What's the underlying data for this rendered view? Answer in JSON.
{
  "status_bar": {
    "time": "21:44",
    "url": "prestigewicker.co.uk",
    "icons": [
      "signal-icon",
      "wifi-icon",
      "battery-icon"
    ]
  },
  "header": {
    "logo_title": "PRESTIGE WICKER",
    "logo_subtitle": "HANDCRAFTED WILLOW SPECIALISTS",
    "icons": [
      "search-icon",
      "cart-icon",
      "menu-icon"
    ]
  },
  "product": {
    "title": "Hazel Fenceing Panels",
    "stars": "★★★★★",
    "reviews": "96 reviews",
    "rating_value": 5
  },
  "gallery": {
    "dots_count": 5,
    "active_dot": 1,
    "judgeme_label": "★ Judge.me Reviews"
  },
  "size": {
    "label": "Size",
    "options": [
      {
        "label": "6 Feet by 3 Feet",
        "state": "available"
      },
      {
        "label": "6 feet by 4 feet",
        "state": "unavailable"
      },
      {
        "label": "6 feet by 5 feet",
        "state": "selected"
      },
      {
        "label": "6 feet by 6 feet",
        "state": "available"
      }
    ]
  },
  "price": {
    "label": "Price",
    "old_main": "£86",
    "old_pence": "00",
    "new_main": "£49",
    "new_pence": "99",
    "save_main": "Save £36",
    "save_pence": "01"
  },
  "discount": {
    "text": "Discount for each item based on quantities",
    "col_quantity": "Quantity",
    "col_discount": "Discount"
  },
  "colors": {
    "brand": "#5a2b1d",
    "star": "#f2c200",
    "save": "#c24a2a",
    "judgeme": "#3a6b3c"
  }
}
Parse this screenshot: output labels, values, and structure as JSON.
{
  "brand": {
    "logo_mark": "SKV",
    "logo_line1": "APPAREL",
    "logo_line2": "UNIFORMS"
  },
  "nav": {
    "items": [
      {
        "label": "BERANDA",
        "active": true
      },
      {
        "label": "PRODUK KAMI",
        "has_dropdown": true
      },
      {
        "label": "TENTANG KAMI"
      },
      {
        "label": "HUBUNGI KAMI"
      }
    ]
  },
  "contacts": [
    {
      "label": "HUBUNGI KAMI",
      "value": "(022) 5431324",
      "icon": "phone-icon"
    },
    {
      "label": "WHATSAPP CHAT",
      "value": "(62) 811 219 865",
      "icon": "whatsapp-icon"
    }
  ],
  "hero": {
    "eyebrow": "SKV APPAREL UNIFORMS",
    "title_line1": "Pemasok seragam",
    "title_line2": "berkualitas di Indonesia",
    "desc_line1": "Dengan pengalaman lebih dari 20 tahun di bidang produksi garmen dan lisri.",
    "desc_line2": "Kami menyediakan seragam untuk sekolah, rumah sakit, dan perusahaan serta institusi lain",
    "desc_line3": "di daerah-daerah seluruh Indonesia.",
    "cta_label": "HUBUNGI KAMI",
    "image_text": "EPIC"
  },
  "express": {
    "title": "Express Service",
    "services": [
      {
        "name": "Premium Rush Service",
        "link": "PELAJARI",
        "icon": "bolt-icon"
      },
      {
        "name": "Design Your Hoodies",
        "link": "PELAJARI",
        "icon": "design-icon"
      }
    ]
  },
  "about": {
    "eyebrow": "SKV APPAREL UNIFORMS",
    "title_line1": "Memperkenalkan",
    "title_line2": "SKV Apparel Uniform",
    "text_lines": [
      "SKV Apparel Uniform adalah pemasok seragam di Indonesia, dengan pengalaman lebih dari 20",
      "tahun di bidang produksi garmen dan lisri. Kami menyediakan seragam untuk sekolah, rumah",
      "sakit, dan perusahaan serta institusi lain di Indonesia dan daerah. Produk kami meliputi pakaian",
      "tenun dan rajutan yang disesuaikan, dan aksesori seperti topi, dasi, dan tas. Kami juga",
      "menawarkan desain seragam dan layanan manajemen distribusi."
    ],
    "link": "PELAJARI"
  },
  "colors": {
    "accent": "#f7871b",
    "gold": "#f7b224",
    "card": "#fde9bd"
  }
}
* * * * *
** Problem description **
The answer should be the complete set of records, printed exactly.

** Your solution **
What's the underlying data for this rendered view? Answer in JSON.
{
  "status_bar": {
    "time": "21:44",
    "url": "prestigewicker.co.uk",
    "icons": [
      "signal-icon",
      "wifi-icon",
      "battery-icon"
    ]
  },
  "header": {
    "logo_title": "PRESTIGE WICKER",
    "logo_subtitle": "HANDCRAFTED WILLOW SPECIALISTS",
    "icons": [
      "search-icon",
      "cart-icon",
      "menu-icon"
    ]
  },
  "product": {
    "title": "Hazel Fenceing Panels",
    "stars": "★★★★★",
    "reviews": "96 reviews",
    "rating_value": 5
  },
  "gallery": {
    "dots_count": 5,
    "active_dot": 1,
    "judgeme_label": "★ Judge.me Reviews"
  },
  "size": {
    "label": "Size",
    "options": [
      {
        "label": "6 Feet by 3 Feet",
        "state": "available"
      },
      {
        "label": "6 feet by 4 feet",
        "state": "unavailable"
      },
      {
        "label": "6 feet by 5 feet",
        "state": "selected"
      },
      {
        "label": "6 feet by 6 feet",
        "state": "available"
      }
    ]
  },
  "price": {
    "label": "Price",
    "old_main": "£86",
    "old_pence": "00",
    "new_main": "£49",
    "new_pence": "99",
    "save_main": "Save £36",
    "save_pence": "01"
  },
  "discount": {
    "text": "Discount for each item based on quantities",
    "col_quantity": "Quantity",
    "col_discount": "Discount"
  },
  "colors": {
    "brand": "#5a2b1d",
    "star": "#f2c200",
    "save": "#c24a2a",
    "judgeme": "#3a6b3c"
  }
}
Parse this screenshot: output labels, values, and structure as JSON.
{
  "brand": {
    "logo_mark": "SKV",
    "logo_line1": "APPAREL",
    "logo_line2": "UNIFORMS"
  },
  "nav": {
    "items": [
      {
        "label": "BERANDA",
        "active": true
      },
      {
        "label": "PRODUK KAMI",
        "has_dropdown": true
      },
      {
        "label": "TENTANG KAMI"
      },
      {
        "label": "HUBUNGI KAMI"
      }
    ]
  },
  "contacts": [
    {
      "label": "HUBUNGI KAMI",
      "value": "(022) 5431324",
      "icon": "phone-icon"
    },
    {
      "label": "WHATSAPP CHAT",
      "value": "(62) 811 219 865",
      "icon": "whatsapp-icon"
    }
  ],
  "hero": {
    "eyebrow": "SKV APPAREL UNIFORMS",
    "title_line1": "Pemasok seragam",
    "title_line2": "berkualitas di Indonesia",
    "desc_line1": "Dengan pengalaman lebih dari 20 tahun di bidang produksi garmen dan lisri.",
    "desc_line2": "Kami menyediakan seragam untuk sekolah, rumah sakit, dan perusahaan serta institusi lain",
    "desc_line3": "di daerah-daerah seluruh Indonesia.",
    "cta_label": "HUBUNGI KAMI",
    "image_text": "EPIC"
  },
  "express": {
    "title": "Express Service",
    "services": [
      {
        "name": "Premium Rush Service",
        "link": "PELAJARI",
        "icon": "bolt-icon"
      },
      {
        "name": "Design Your Hoodies",
        "link": "PELAJARI",
        "icon": "design-icon"
      }
    ]
  },
  "about": {
    "eyebrow": "SKV APPAREL UNIFORMS",
    "title_line1": "Memperkenalkan",
    "title_line2": "SKV Apparel Uniform",
    "text_lines": [
      "SKV Apparel Uniform adalah pemasok seragam di Indonesia, dengan pengalaman lebih dari 20",
      "tahun di bidang produksi garmen dan lisri. Kami menyediakan seragam untuk sekolah, rumah",
      "sakit, dan perusahaan serta institusi lain di Indonesia dan daerah. Produk kami meliputi pakaian",
      "tenun dan rajutan yang disesuaikan, dan aksesori seperti topi, dasi, dan tas. Kami juga",
      "menawarkan desain seragam dan layanan manajemen distribusi."
    ],
    "link": "PELAJARI"
  },
  "colors": {
    "accent": "#f7871b",
    "gold": "#f7b224",
    "card": "#fde9bd"
  }
}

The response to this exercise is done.